It’s a sad and lonely feeling to realize that the streets you walked as a kid are no longer home.
I grew up in California in the 1990s and early 2000s. I went to middle and high school in a place called Piedmont — a tiny, scenic city that my mom called the “donut hole” of Oakland, as the former is completely surrounded by the latter.
On weekends, I’d take the bus, the 51 line, out to Telegraph Avenue in Berkeley to see the street vendors who sold typical Telegraph street fare: jewelry, bumper stickers, tie-dye, ceramics pots. I’d visit Amoeba Records and Cody’s Books. My friends and I took BART to go shopping in San Francisco. We had a bonfire on the beach after prom. We worked part-time in a smoothie store on Piedmont Avenue in Oakland, where we sold protein boosts and shots of wheat grass to the California clientele.
It was a beautiful place to grow up.
It was also a beautiful time. The San Francisco Bay Area of my memories was totally chill: When I think back to high school, I see hemp necklaces, redwoods in the fog, and long walks up hills so steep that I used to see them in my sleep, in dreams where I was falling.
All of these things are still there: the trees, the misty mornings, the sloped cities and, probably, the hemp.
But when people ask me what Oakland or Berkeley or San Francisco are like, I have no idea what to say.
Home isn’t just a place, but also a time.
When I go back now, I’m worst than a tourist. I gape at things that friends who just moved to the area think nothing of. There’s a Whole Foods by Lake Merritt?! People go jogging there at night?? There are bars and restaurants serving $12 burgers by the 19th Street BART???
I wonder if the establishments I used to frequent are still there: the cinema at Jack London Square, the deli at 51st and Telegraph with the good Italian meats, the Virgin Megastore in downtown San Francisco where I looked for CDs from Common, Sublime, and Eminem shortly after I heard him freestyling on the radio late one night, on 106.1, KMEL.
Do these places still exist?
I have no opinion on whether the Bay Area of today is better or worse than it used to be; that’s a complicated question that requires a nuanced understanding of the region that I no longer have.
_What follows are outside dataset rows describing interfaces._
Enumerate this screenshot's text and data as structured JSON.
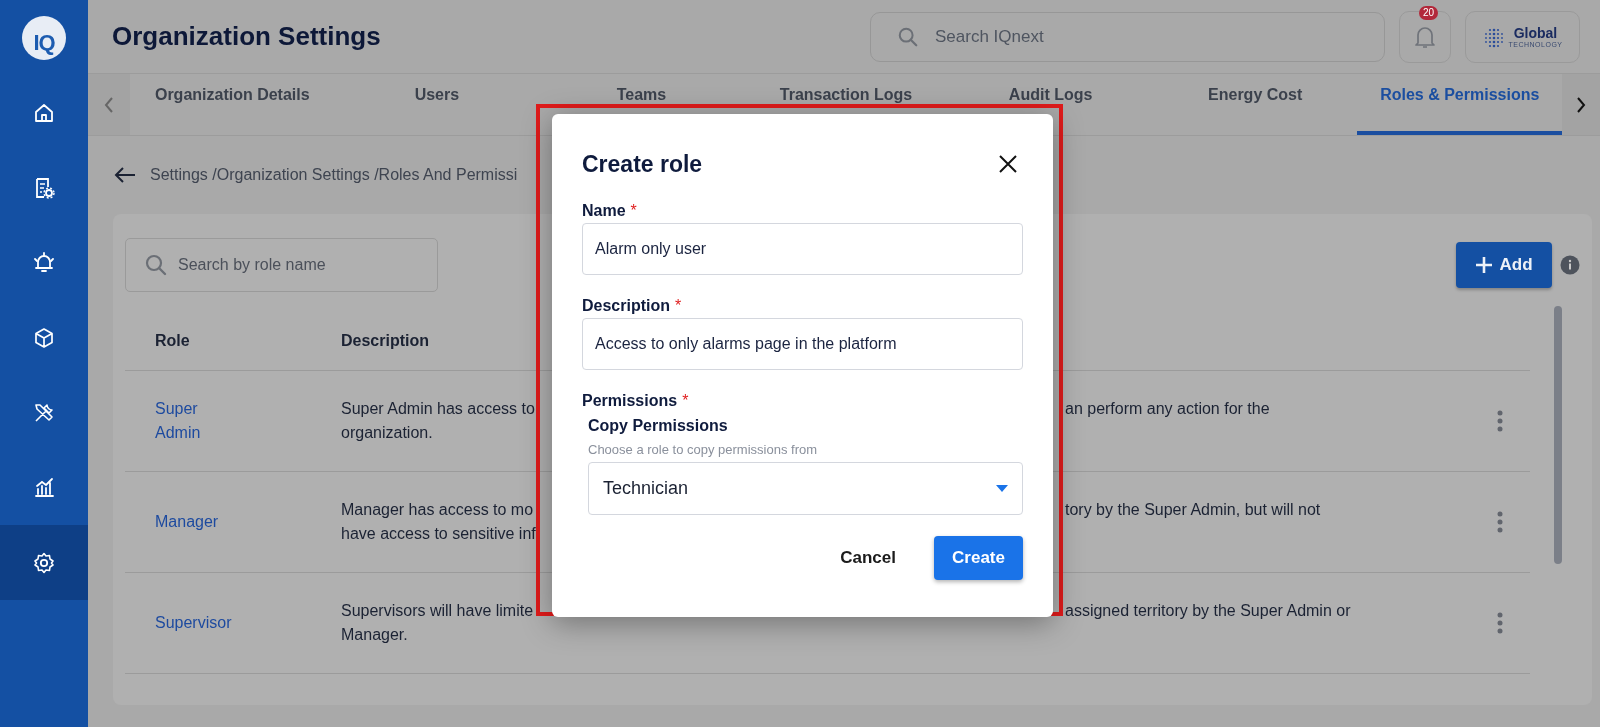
{
  "sidebar": {
    "logo_text": "IQ",
    "items": [
      {
        "selected": false
      },
      {
        "selected": false
      },
      {
        "selected": false
      },
      {
        "selected": false
      },
      {
        "selected": false
      },
      {
        "selected": false
      },
      {
        "selected": true
      }
    ]
  },
  "header": {
    "title": "Organization Settings",
    "search": {
      "placeholder": "Search IQnext"
    },
    "notifications": {
      "badge": "20"
    },
    "brand": {
      "name": "Global",
      "tagline": "TECHNOLOGY"
    }
  },
  "tabs": [
    {
      "label": "Organization Details",
      "selected": false
    },
    {
      "label": "Users",
      "selected": false
    },
    {
      "label": "Teams",
      "selected": false
    },
    {
      "label": "Transaction Logs",
      "selected": false
    },
    {
      "label": "Audit Logs",
      "selected": false
    },
    {
      "label": "Energy Cost",
      "selected": false
    },
    {
      "label": "Roles & Permissions",
      "selected": true
    }
  ],
  "breadcrumb": "Settings /Organization Settings /Roles And Permissi",
  "roles": {
    "search": {
      "placeholder": "Search by role name"
    },
    "add_button": {
      "label": "Add"
    },
    "table": {
      "columns": [
        "Role",
        "Description"
      ],
      "rows": [
        {
          "role": "Super Admin",
          "description_start": [
            "Super Admin has access to",
            "organization."
          ],
          "description_end": [
            "an perform any action for the"
          ]
        },
        {
          "role": "Manager",
          "description_start": [
            "Manager has access to mo",
            "have access to sensitive inf"
          ],
          "description_end": [
            "tory by the Super Admin, but will not"
          ]
        },
        {
          "role": "Supervisor",
          "description_start": [
            "Supervisors will have limite",
            "Manager."
          ],
          "description_end": [
            "assigned territory by the Super Admin or"
          ]
        }
      ]
    }
  },
  "dialog": {
    "title": "Create role",
    "fields": [
      {
        "kind": "text",
        "label": "Name",
        "required_mark": "*",
        "value": "Alarm only user"
      },
      {
        "kind": "text",
        "label": "Description",
        "required_mark": "*",
        "value": "Access to only alarms page in the platform"
      },
      {
        "kind": "group",
        "label": "Permissions",
        "required_mark": "*"
      },
      {
        "kind": "select",
        "label": "Copy Permissions",
        "hint": "Choose a role to copy permissions from",
        "value": "Technician"
      }
    ],
    "buttons": [
      {
        "kind": "text",
        "label": "Cancel"
      },
      {
        "kind": "primary",
        "label": "Create"
      }
    ]
  }
}
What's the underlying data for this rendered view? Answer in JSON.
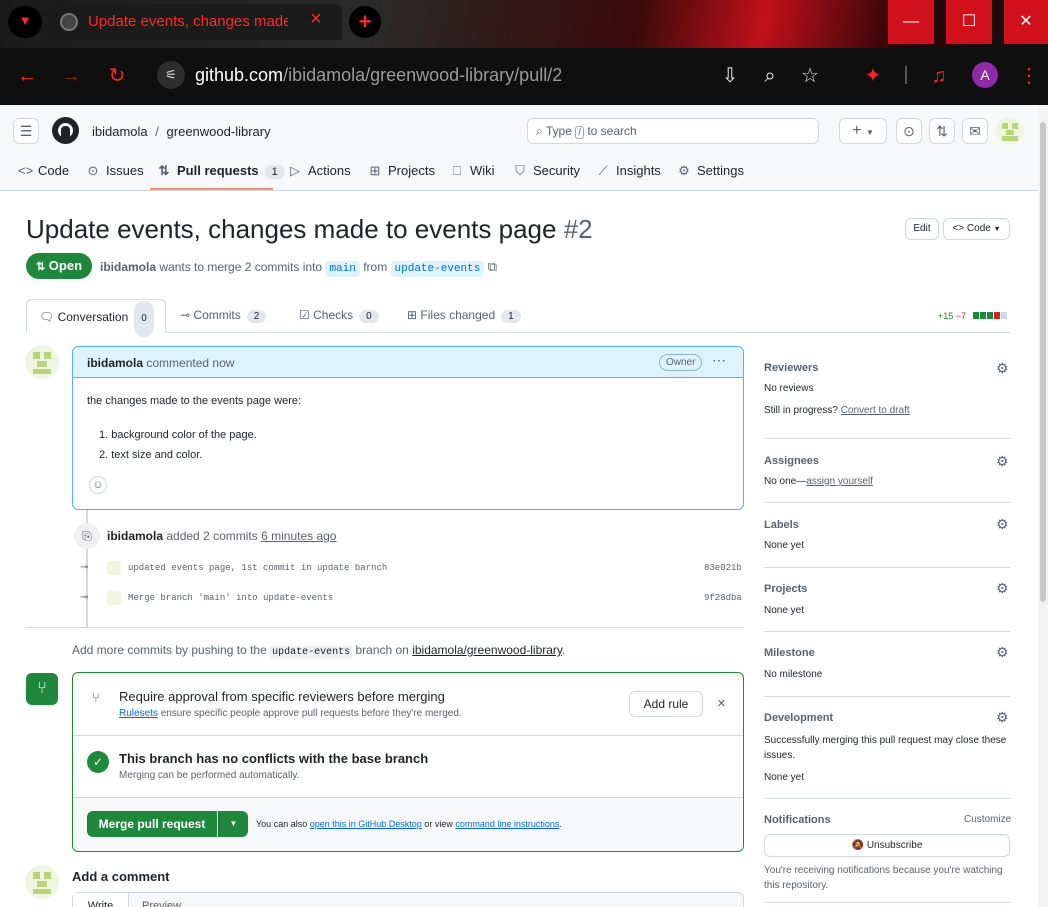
{
  "browser": {
    "tab_title": "Update events, changes made t",
    "tab_close": "×",
    "new_tab": "+",
    "url_host": "github.com",
    "url_path": "/ibidamola/greenwood-library/pull/2",
    "profile_initial": "A",
    "win_minimize": "—",
    "win_maximize": "☐",
    "win_close": "✕"
  },
  "header": {
    "owner": "ibidamola",
    "separator": "/",
    "repo": "greenwood-library",
    "search_prefix": "Type",
    "search_key": "/",
    "search_suffix": "to search",
    "plus": "+"
  },
  "nav": {
    "items": [
      {
        "label": "Code",
        "icon": "code-icon",
        "glyph": "<>"
      },
      {
        "label": "Issues",
        "icon": "issue-icon",
        "glyph": "⊙"
      },
      {
        "label": "Pull requests",
        "icon": "pull-request-icon",
        "glyph": "⇅",
        "count": "1"
      },
      {
        "label": "Actions",
        "icon": "play-icon",
        "glyph": "▷"
      },
      {
        "label": "Projects",
        "icon": "table-icon",
        "glyph": "⊞"
      },
      {
        "label": "Wiki",
        "icon": "book-icon",
        "glyph": "⎕"
      },
      {
        "label": "Security",
        "icon": "shield-icon",
        "glyph": "⛉"
      },
      {
        "label": "Insights",
        "icon": "graph-icon",
        "glyph": "⟋"
      },
      {
        "label": "Settings",
        "icon": "gear-icon",
        "glyph": "⚙"
      }
    ]
  },
  "pr": {
    "title": "Update events, changes made to events page",
    "number": "#2",
    "edit": "Edit",
    "code": "Code",
    "state": "Open",
    "author": "ibidamola",
    "meta_text": "wants to merge 2 commits into",
    "base": "main",
    "from": "from",
    "head": "update-events",
    "tabs": [
      {
        "label": "Conversation",
        "count": "0"
      },
      {
        "label": "Commits",
        "count": "2"
      },
      {
        "label": "Checks",
        "count": "0"
      },
      {
        "label": "Files changed",
        "count": "1"
      }
    ],
    "additions": "+15",
    "deletions": "−7"
  },
  "comment": {
    "author": "ibidamola",
    "action": "commented now",
    "badge": "Owner",
    "intro": "the changes made to the events page were:",
    "list": [
      "background color of the page.",
      "text size and color."
    ]
  },
  "commits_event": {
    "author": "ibidamola",
    "text": "added 2 commits",
    "time": "6 minutes ago",
    "commits": [
      {
        "message": "updated events page, 1st commit in update barnch",
        "sha": "83e021b"
      },
      {
        "message": "Merge branch 'main' into update-events",
        "sha": "9f28dba"
      }
    ]
  },
  "push_hint": {
    "prefix": "Add more commits by pushing to the",
    "branch": "update-events",
    "middle": "branch on",
    "repo": "ibidamola/greenwood-library",
    "suffix": "."
  },
  "merge_box": {
    "rule_title": "Require approval from specific reviewers before merging",
    "rule_link": "Rulesets",
    "rule_desc": "ensure specific people approve pull requests before they're merged.",
    "add_rule": "Add rule",
    "dismiss": "×",
    "conflict_title": "This branch has no conflicts with the base branch",
    "conflict_desc": "Merging can be performed automatically.",
    "merge_button": "Merge pull request",
    "also_prefix": "You can also",
    "desktop_link": "open this in GitHub Desktop",
    "or_view": "or view",
    "cli_link": "command line instructions",
    "period": "."
  },
  "add_comment": {
    "title": "Add a comment",
    "write": "Write",
    "preview": "Preview"
  },
  "sidebar": {
    "reviewers": {
      "label": "Reviewers",
      "value": "No reviews",
      "progress": "Still in progress?",
      "draft": "Convert to draft"
    },
    "assignees": {
      "label": "Assignees",
      "value": "No one—",
      "assign": "assign yourself"
    },
    "labels": {
      "label": "Labels",
      "value": "None yet"
    },
    "projects": {
      "label": "Projects",
      "value": "None yet"
    },
    "milestone": {
      "label": "Milestone",
      "value": "No milestone"
    },
    "development": {
      "label": "Development",
      "desc": "Successfully merging this pull request may close these issues.",
      "value": "None yet"
    },
    "notifications": {
      "label": "Notifications",
      "customize": "Customize",
      "unsubscribe": "Unsubscribe",
      "desc": "You're receiving notifications because you're watching this repository."
    }
  },
  "colors": {
    "accent": "#1f883d",
    "link": "#0969da",
    "chrome_red": "#d0111b"
  }
}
And there probably isn’t a right answer, anyway.
What I do know is that the place I once knew is gone. The streets are the same in name and geography, but their rhythm and personality have changed.
I visited last month, at the end of April, and my main thought was that everything seemed so busy: cars and people and noise everywhere.
Piedmont Avenue, which I recall as being calm, was packed at 2 o’ clock in the afternoon. Parts of Oakland that were run down were now filled with pedestrians. BART was hellishly crowded, and I use the word “hellish” because it felt so damn hot from all the bodies squeezed, skin to skin, on the train.
One day, I drove out past Walnut Creek to visit a friend, who told me that it cost her more than $2,000 a month to rent an apartment in a plain, suburban neighborhood an hour away, by car, from San Francisco (that’s without traffic).
I close my eyes and think back to the laid back Bay Area that I remember.
And then, I wonder whether that place ever really existed at all. Maybe it’s not California that’s changed, but me.
I live in Buffalo now, and I’m used to a slower pace of life: fewer people, fewer cars, less traffic, and shorter waits (if any) at restaurants and events.
Maybe the Bay Area was always busy. Maybe I just never noticed the rush because it was all I knew, or because I was a teenaged kid with few worries and lots of free time.
I don’t know. But whatever the truth, I’ll always long for that place that I remember. Real or illusory, it was home. It was mine, and I miss it dearly.